*529 We conclude that this is the distinction made by the Supreme Court in its supplemental opinion on rehearing in Lofton v. Bryan, 237 Ark. 376, 373 S.W.2d 145 (1963) Supplemental Opinion on rehearing in 237 Ark. 642, 375 S.W.2d 221 (1964). In the Lofton case Dierks Forrest, Inc. contracted with Bryan to cut and deliver pulpwood from certain lands owned by Dierks. Bryan was paid a stipulated price per cord, was expected to furnish his own labor and equipment and was permitted to perform the contract without any supervision or control by Dierks. Lofton, an employee of Bryan, was injured while cutting the pulpwood. The Supreme Court affirmed the decision of the Commission, finding that Bryan was an independent contractor and not a subcontractor of Dierks. On motion for rehearing it was contended that the case was controlled by Huffstettler v. Lion Oil Company, 208 F.2d 549. The court in its opinion on rehearing made the following distinction between the two cases:There it was held that the operator of a bulk plant who distributed Lion products to retailers who had contracted with Lion to sell the company's products, was not an independent contractor but a subcontractor.... In the case at bar it is not shown that Dierks had any contract with a third person in connection with the timber, and therefore, it cannot be said that one who is getting out the timber for Dierks is a subcontractor.
In its discussion of Huffstettler the court referred to its earlier decisions of Hobbs-Western Co. v. Craig, 209 Ark. 630, 192 S.W.2d 116 (1946) and Brothers v. Dierks, 217 Ark. 632, 232 S.W.2d 646 (1950), pointing out that in both those cases on which Huffstettler was based the court had found the "prime contractor" to be contractually bound to perform the work in which the subcontractor's employee was engaged at the time of the injury.
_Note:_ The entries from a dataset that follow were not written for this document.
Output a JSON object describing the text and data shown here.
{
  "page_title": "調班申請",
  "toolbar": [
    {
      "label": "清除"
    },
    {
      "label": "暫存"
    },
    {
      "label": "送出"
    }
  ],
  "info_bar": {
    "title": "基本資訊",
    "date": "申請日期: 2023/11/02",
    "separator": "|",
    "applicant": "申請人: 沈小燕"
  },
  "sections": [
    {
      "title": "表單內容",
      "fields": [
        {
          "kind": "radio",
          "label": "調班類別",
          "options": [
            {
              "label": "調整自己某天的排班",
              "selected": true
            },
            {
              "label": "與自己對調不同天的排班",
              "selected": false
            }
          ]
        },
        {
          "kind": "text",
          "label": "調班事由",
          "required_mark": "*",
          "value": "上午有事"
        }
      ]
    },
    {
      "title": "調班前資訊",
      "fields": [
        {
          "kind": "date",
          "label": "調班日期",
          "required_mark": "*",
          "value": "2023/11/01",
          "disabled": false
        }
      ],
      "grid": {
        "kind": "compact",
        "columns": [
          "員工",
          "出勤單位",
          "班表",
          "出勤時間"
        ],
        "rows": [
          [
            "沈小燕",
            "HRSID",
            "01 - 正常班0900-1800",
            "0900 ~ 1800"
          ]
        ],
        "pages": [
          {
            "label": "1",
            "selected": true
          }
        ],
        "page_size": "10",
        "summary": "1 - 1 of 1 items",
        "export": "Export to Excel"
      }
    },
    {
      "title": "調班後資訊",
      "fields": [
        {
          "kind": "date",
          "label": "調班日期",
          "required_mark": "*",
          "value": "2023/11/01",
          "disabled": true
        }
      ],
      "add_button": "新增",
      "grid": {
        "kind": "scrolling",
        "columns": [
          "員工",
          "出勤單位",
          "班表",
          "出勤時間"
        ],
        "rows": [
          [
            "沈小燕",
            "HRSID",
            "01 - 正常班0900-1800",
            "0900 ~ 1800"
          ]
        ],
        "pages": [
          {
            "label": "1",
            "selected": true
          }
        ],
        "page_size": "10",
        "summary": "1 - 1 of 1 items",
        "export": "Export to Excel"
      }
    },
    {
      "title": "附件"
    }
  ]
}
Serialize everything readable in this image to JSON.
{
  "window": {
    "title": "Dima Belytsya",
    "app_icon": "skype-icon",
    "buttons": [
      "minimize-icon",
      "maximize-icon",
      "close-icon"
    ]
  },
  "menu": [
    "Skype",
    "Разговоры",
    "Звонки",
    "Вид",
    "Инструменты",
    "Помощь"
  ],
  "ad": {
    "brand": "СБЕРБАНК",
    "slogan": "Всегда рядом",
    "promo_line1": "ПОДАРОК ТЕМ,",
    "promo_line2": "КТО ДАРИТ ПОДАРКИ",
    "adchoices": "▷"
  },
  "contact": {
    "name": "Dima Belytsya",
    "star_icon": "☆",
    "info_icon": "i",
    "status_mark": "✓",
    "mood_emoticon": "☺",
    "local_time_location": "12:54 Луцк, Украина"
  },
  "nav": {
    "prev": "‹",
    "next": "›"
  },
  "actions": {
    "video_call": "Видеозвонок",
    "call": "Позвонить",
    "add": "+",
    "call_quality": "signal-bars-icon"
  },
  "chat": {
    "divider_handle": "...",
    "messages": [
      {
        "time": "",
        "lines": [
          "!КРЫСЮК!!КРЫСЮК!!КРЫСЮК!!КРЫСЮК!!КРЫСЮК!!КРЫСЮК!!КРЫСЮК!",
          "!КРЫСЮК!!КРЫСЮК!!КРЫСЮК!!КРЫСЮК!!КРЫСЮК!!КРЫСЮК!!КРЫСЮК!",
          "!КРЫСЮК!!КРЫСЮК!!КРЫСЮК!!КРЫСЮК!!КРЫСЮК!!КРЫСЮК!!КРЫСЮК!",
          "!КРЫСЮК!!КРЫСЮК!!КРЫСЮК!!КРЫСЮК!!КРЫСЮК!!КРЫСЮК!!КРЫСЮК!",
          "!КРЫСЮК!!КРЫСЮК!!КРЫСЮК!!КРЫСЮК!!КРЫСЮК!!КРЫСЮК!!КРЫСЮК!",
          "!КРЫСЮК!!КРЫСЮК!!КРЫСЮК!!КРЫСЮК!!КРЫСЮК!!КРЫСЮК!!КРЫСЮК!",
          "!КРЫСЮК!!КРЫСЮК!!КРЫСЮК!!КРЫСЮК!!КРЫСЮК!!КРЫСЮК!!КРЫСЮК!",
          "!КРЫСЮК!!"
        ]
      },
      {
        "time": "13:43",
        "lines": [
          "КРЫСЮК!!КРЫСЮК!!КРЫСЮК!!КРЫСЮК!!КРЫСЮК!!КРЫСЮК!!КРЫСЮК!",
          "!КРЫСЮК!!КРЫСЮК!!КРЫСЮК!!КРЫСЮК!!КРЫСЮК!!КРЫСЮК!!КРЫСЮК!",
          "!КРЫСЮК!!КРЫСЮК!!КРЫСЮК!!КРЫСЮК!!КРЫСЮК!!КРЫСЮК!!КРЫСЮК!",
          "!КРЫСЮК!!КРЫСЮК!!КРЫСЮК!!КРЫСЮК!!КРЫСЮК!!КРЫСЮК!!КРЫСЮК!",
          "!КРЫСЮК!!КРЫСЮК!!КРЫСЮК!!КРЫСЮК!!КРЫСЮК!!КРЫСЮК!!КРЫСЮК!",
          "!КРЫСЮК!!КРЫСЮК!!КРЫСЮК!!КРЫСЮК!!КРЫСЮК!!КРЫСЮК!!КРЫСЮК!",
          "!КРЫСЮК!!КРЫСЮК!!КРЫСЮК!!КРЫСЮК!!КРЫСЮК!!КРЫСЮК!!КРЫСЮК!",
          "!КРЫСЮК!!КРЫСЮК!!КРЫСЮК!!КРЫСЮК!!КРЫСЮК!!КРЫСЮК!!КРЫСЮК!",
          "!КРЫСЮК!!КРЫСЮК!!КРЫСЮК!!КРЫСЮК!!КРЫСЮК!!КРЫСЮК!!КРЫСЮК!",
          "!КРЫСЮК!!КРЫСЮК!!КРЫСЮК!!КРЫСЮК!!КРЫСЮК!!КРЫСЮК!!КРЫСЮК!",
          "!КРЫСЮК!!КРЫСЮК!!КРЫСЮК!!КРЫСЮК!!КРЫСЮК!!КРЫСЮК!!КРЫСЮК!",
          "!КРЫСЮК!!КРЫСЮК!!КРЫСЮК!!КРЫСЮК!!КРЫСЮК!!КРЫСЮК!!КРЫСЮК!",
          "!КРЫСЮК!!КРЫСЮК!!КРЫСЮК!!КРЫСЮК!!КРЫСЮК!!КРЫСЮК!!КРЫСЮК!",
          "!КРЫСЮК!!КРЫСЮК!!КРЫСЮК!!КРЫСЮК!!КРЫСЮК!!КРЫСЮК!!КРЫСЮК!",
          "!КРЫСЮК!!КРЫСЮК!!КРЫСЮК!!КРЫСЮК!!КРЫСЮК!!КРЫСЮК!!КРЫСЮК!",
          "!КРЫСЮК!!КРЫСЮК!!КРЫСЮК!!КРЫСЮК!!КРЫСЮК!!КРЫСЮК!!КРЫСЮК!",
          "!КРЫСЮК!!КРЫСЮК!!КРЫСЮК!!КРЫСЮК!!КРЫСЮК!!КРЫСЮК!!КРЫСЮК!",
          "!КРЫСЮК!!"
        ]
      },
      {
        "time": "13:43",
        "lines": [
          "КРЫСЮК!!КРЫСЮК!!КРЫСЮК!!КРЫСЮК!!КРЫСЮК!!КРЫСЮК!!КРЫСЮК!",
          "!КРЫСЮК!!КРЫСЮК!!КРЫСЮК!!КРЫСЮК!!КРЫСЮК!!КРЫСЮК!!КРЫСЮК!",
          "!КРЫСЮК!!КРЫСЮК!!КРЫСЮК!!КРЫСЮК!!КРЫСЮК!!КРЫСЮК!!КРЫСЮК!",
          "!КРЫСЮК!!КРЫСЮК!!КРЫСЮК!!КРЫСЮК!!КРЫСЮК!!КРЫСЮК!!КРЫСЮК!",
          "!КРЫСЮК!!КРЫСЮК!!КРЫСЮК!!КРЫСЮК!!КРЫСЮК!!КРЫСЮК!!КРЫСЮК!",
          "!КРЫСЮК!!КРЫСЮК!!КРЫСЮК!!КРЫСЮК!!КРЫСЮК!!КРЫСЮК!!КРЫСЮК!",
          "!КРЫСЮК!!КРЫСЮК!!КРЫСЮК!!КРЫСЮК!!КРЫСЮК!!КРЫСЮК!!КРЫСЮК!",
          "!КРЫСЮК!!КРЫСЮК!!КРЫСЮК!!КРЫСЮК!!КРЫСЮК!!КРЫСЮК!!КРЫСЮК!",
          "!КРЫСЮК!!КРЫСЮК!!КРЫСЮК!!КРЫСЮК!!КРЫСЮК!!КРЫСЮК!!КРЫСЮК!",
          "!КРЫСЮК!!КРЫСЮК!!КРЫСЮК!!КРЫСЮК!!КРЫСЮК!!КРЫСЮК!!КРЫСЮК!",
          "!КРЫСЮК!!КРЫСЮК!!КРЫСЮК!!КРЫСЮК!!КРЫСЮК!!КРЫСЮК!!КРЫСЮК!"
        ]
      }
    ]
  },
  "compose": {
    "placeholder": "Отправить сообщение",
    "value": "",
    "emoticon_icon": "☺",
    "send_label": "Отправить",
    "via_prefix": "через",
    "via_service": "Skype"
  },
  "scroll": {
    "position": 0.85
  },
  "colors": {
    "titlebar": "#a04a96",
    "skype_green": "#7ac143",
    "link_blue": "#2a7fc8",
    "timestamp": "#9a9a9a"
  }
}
The Commission found that Simmons and Griffin were not contractually bound to any third person in connection with the work being done by Wright and his injured employee and exercised no control over either of them. We conclude that both findings are supported by substantial evidence and that the Commission properly applied the law as previously declared by our Supreme Court to those facts.